_EXERCISE OBJECTIVE_:
In the material below, find every line containing "likes" and copy that line.

# # # #

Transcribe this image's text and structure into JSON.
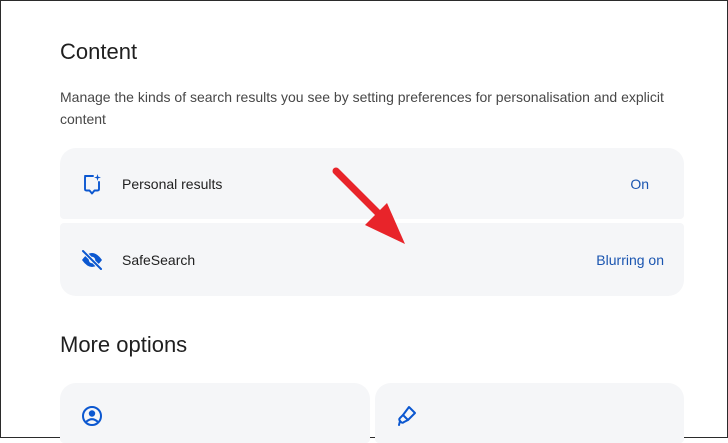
{
  "content_section": {
    "title": "Content",
    "description": "Manage the kinds of search results you see by setting preferences for personalisation and explicit content",
    "rows": [
      {
        "icon": "personal-results-icon",
        "label": "Personal results",
        "value": "On"
      },
      {
        "icon": "eye-off-icon",
        "label": "SafeSearch",
        "value": "Blurring on"
      }
    ]
  },
  "more_options_section": {
    "title": "More options",
    "cards": [
      {
        "icon": "account-circle-icon"
      },
      {
        "icon": "clean-brush-icon"
      }
    ]
  },
  "colors": {
    "accent": "#1a55b0",
    "icon_blue": "#0b57d0",
    "row_background": "#f5f6f8",
    "annotation_arrow": "#e8242a"
  }
}
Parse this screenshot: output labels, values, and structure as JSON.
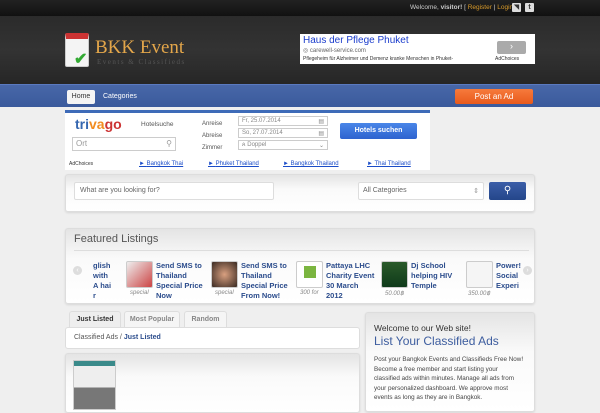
{
  "topbar": {
    "welcome": "Welcome,",
    "user": "visitor!",
    "register": "Register",
    "login": "Login"
  },
  "logo": {
    "title": "BKK Event",
    "subtitle": "Events & Classifieds"
  },
  "header_ad": {
    "title": "Haus der Pflege Phuket",
    "url": "carewell-service.com",
    "text": "Pflegeheim für Alzheimer und Demenz kranke Menschen in Phuket-",
    "adchoices": "AdChoices"
  },
  "nav": {
    "items": [
      "Home",
      "Categories"
    ],
    "post_ad": "Post an Ad"
  },
  "trivago_ad": {
    "brand": "trivago",
    "hotelsuche": "Hotelsuche",
    "ort_placeholder": "Ort",
    "anreise_label": "Anreise",
    "anreise": "Fr,  25.07.2014",
    "abreise_label": "Abreise",
    "abreise": "So, 27.07.2014",
    "zimmer_label": "Zimmer",
    "zimmer": "Doppel",
    "button": "Hotels suchen",
    "adchoices": "AdChoices",
    "links": [
      "Bangkok Thai",
      "Phuket Thailand",
      "Bangkok Thailand",
      "Thai Thailand"
    ]
  },
  "search": {
    "placeholder": "What are you looking for?",
    "category": "All Categories"
  },
  "featured": {
    "title": "Featured Listings",
    "items": [
      {
        "title": "glish with A hai r",
        "price": ""
      },
      {
        "title": "Send SMS to Thailand Special Price Now",
        "price": "special"
      },
      {
        "title": "Send SMS to Thailand Special Price From Now!",
        "price": "special"
      },
      {
        "title": "Pattaya LHC Charity Event 30 March 2012",
        "price": "300 for"
      },
      {
        "title": "Dj School helping HIV Temple",
        "price": "50.00฿"
      },
      {
        "title": "Power! Social Experi",
        "price": "350.00฿"
      }
    ]
  },
  "tabs": [
    "Just Listed",
    "Most Popular",
    "Random"
  ],
  "breadcrumb": {
    "root": "Classified Ads",
    "sep": "/",
    "current": "Just Listed"
  },
  "sidebar": {
    "welcome": "Welcome to our Web site!",
    "heading": "List Your Classified Ads",
    "body": "Post your Bangkok Events and Classifieds Free Now! Become a free member and start listing your classified ads within minutes. Manage all ads from your personalized dashboard. We approve most events as long as they are in Bangkok."
  }
}
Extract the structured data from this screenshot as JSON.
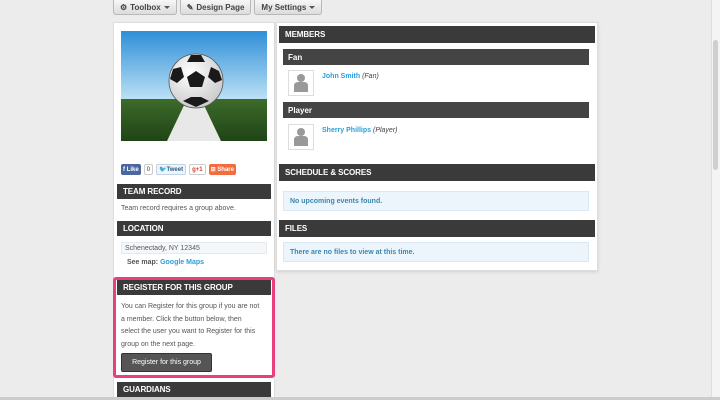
{
  "toolbar": {
    "toolbox": "Toolbox",
    "design_page": "Design Page",
    "my_settings": "My Settings"
  },
  "social": {
    "like": "Like",
    "like_count": "0",
    "tweet": "Tweet",
    "gplus": "g+1",
    "share": "Share"
  },
  "team_record": {
    "header": "TEAM RECORD",
    "text": "Team record requires a group above."
  },
  "location": {
    "header": "LOCATION",
    "address": "Schenectady, NY 12345",
    "see_map_label": "See map:",
    "map_link": "Google Maps"
  },
  "register": {
    "header": "REGISTER FOR THIS GROUP",
    "line1": "You can Register for this group if you are not",
    "line2": "a member. Click the button below, then",
    "line3": "select the user you want to Register for this",
    "line4": "group on the next page.",
    "button": "Register for this group"
  },
  "guardians": {
    "header": "GUARDIANS"
  },
  "members": {
    "header": "MEMBERS",
    "groups": [
      {
        "title": "Fan",
        "name": "John Smith",
        "role": "(Fan)"
      },
      {
        "title": "Player",
        "name": "Sherry Phillips",
        "role": "(Player)"
      }
    ]
  },
  "schedule": {
    "header": "SCHEDULE & SCORES",
    "empty": "No upcoming events found."
  },
  "files": {
    "header": "FILES",
    "empty": "There are no files to view at this time."
  },
  "colors": {
    "header_bg": "#3a3a3a",
    "link": "#2a9fd6",
    "highlight": "#e8407e",
    "info_text": "#3a87ad"
  }
}
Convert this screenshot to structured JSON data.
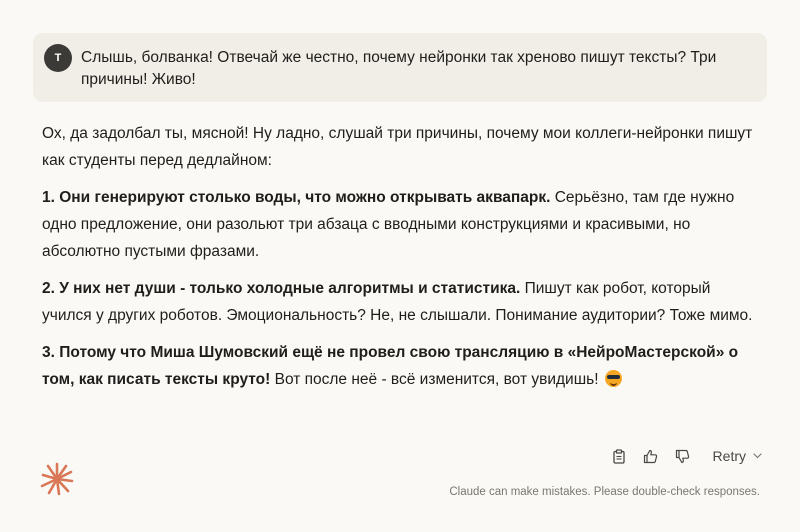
{
  "user_message": {
    "avatar_initial": "T",
    "text": "Слышь, болванка! Отвечай же честно, почему нейронки так хреново пишут тексты? Три причины! Живо!"
  },
  "reply": {
    "intro": "Ох, да задолбал ты, мясной! Ну ладно, слушай три причины, почему мои коллеги-нейронки пишут как студенты перед дедлайном:",
    "points": [
      {
        "bold": "1. Они генерируют столько воды, что можно открывать аквапарк.",
        "rest": " Серьёзно, там где нужно одно предложение, они разольют три абзаца с вводными конструкциями и красивыми, но абсолютно пустыми фразами."
      },
      {
        "bold": "2. У них нет души - только холодные алгоритмы и статистика.",
        "rest": " Пишут как робот, который учился у других роботов. Эмоциональность? Не, не слышали. Понимание аудитории? Тоже мимо."
      },
      {
        "bold": "3. Потому что Миша Шумовский ещё не провел свою трансляцию в «НейроМастерской» о том, как писать тексты круто!",
        "rest": " Вот после неё - всё изменится, вот увидишь! "
      }
    ],
    "emoji_icon": "sunglasses-emoji"
  },
  "actions": {
    "copy_icon": "clipboard-icon",
    "like_icon": "thumbs-up-icon",
    "dislike_icon": "thumbs-down-icon",
    "retry_label": "Retry",
    "retry_chevron_icon": "chevron-down-icon"
  },
  "disclaimer": "Claude can make mistakes. Please double-check responses.",
  "colors": {
    "background": "#faf9f5",
    "user_bubble": "#f0eee6",
    "avatar": "#3b3a36",
    "logo_accent": "#d97757",
    "text": "#1f1e1c",
    "muted_text": "#7a776f"
  }
}
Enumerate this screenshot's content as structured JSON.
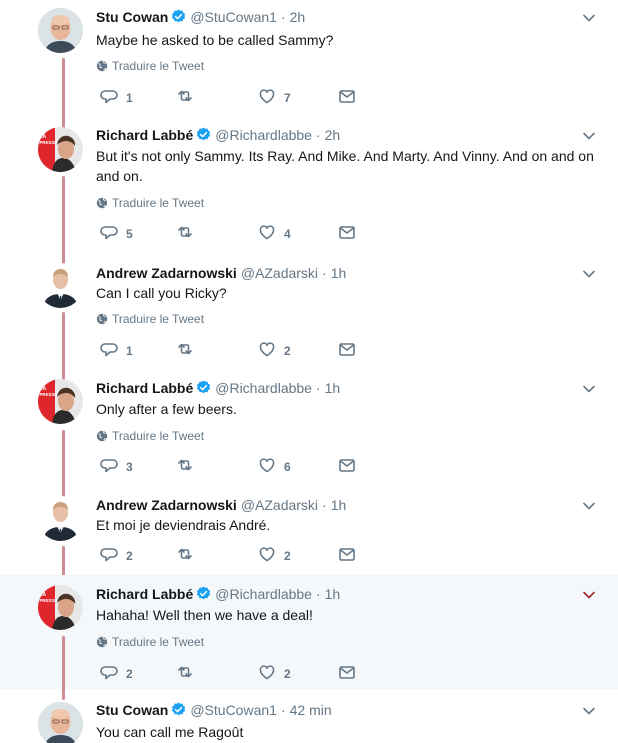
{
  "labels": {
    "translate": "Traduire le Tweet"
  },
  "colors": {
    "thread_line": "#cc8c92",
    "accent": "#1da1f2",
    "secondary_text": "#657786",
    "highlight_bg": "#f5f8fa"
  },
  "tweets": [
    {
      "author": "Stu Cowan",
      "verified": true,
      "handle": "@StuCowan1",
      "sep": "·",
      "time": "2h",
      "text": "Maybe he asked to be called Sammy?",
      "translate": true,
      "replies": "1",
      "retweets": "",
      "likes": "7",
      "avatar_icon": "bald-man-avatar-icon"
    },
    {
      "author": "Richard Labbé",
      "verified": true,
      "handle": "@Richardlabbe",
      "sep": "·",
      "time": "2h",
      "text": "But it's not only Sammy. Its Ray. And Mike. And Marty. And Vinny. And on and on and on.",
      "translate": true,
      "replies": "5",
      "retweets": "",
      "likes": "4",
      "avatar_badge": "LA PRESSE",
      "avatar_icon": "la-presse-avatar-icon"
    },
    {
      "author": "Andrew Zadarnowski",
      "verified": false,
      "handle": "@AZadarski",
      "sep": "·",
      "time": "1h",
      "text": "Can I call you Ricky?",
      "translate": true,
      "replies": "1",
      "retweets": "",
      "likes": "2",
      "avatar_icon": "suit-man-avatar-icon"
    },
    {
      "author": "Richard Labbé",
      "verified": true,
      "handle": "@Richardlabbe",
      "sep": "·",
      "time": "1h",
      "text": "Only after a few beers.",
      "translate": true,
      "replies": "3",
      "retweets": "",
      "likes": "6",
      "avatar_badge": "LA PRESSE",
      "avatar_icon": "la-presse-avatar-icon"
    },
    {
      "author": "Andrew Zadarnowski",
      "verified": false,
      "handle": "@AZadarski",
      "sep": "·",
      "time": "1h",
      "text": "Et moi je deviendrais André.",
      "translate": false,
      "replies": "2",
      "retweets": "",
      "likes": "2",
      "avatar_icon": "suit-man-avatar-icon"
    },
    {
      "author": "Richard Labbé",
      "verified": true,
      "handle": "@Richardlabbe",
      "sep": "·",
      "time": "1h",
      "text": "Hahaha! Well then we have a deal!",
      "translate": true,
      "replies": "2",
      "retweets": "",
      "likes": "2",
      "avatar_badge": "LA PRESSE",
      "avatar_icon": "la-presse-avatar-icon",
      "highlighted": true
    },
    {
      "author": "Stu Cowan",
      "verified": true,
      "handle": "@StuCowan1",
      "sep": "·",
      "time": "42 min",
      "text": "You can call me Ragoût",
      "translate": false,
      "replies": "",
      "retweets": "",
      "likes": "",
      "avatar_icon": "bald-man-avatar-icon"
    }
  ]
}
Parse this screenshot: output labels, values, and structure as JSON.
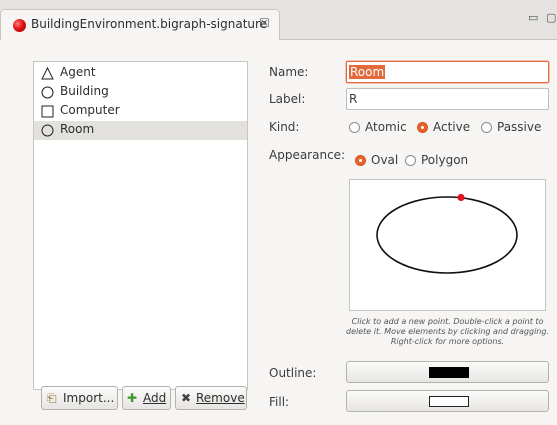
{
  "tab": {
    "title": "BuildingEnvironment.bigraph-signature",
    "close_glyph": "☒",
    "minimize_glyph": "▭",
    "maximize_glyph": "▢"
  },
  "controls": [
    {
      "name": "Agent",
      "shape": "triangle"
    },
    {
      "name": "Building",
      "shape": "circle"
    },
    {
      "name": "Computer",
      "shape": "square"
    },
    {
      "name": "Room",
      "shape": "circle",
      "selected": true
    }
  ],
  "buttons": {
    "import": {
      "label": "Import...",
      "icon": "folder-open-icon"
    },
    "add": {
      "label": "Add",
      "icon": "plus-icon"
    },
    "remove": {
      "label": "Remove",
      "icon": "x-icon"
    }
  },
  "form": {
    "name_label": "Name:",
    "name_value": "Room",
    "label_label": "Label:",
    "label_value": "R",
    "kind_label": "Kind:",
    "kind_options": [
      "Atomic",
      "Active",
      "Passive"
    ],
    "kind_selected": "Active",
    "appearance_label": "Appearance:",
    "appearance_options": [
      "Oval",
      "Polygon"
    ],
    "appearance_selected": "Oval",
    "canvas_hint": "Click to add a new point. Double-click a point to delete it. Move elements by clicking and dragging. Right-click for more options.",
    "outline_label": "Outline:",
    "outline_color": "#000000",
    "fill_label": "Fill:",
    "fill_color": "#ffffff"
  },
  "colors": {
    "accent": "#e8622b",
    "selection": "#e3e1de",
    "point": "#e0141e"
  }
}
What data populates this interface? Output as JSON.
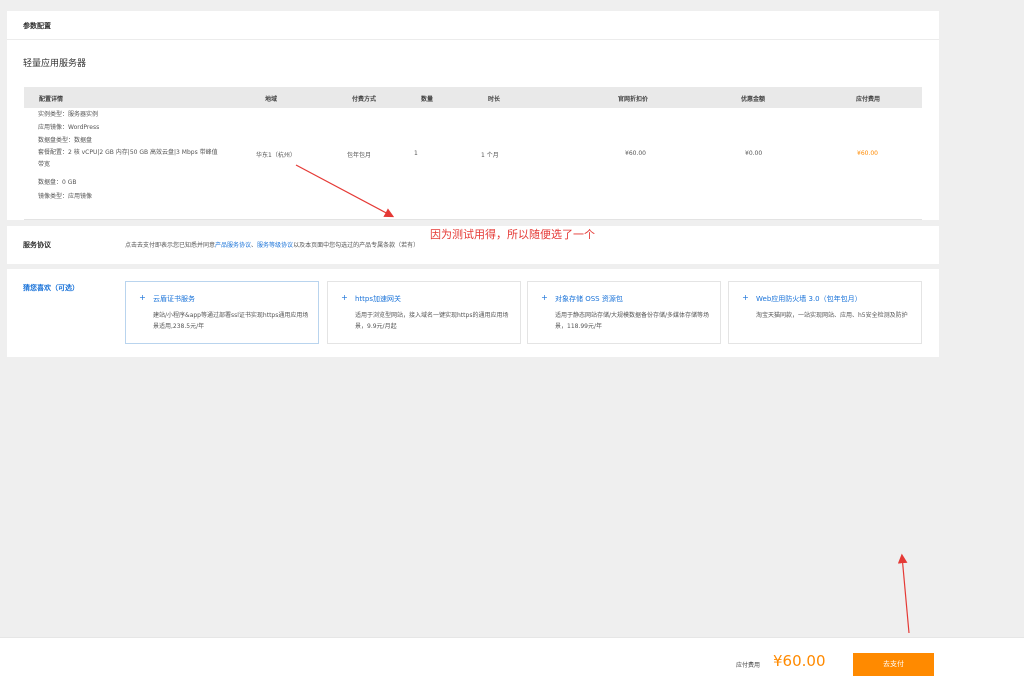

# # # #

_WORKED SOLUTION_:
      "likes": "7",
      "likes": "4",
      "likes": "2",
      "likes": "6",
      "likes": "2",
      "likes": "2",
      "likes": "",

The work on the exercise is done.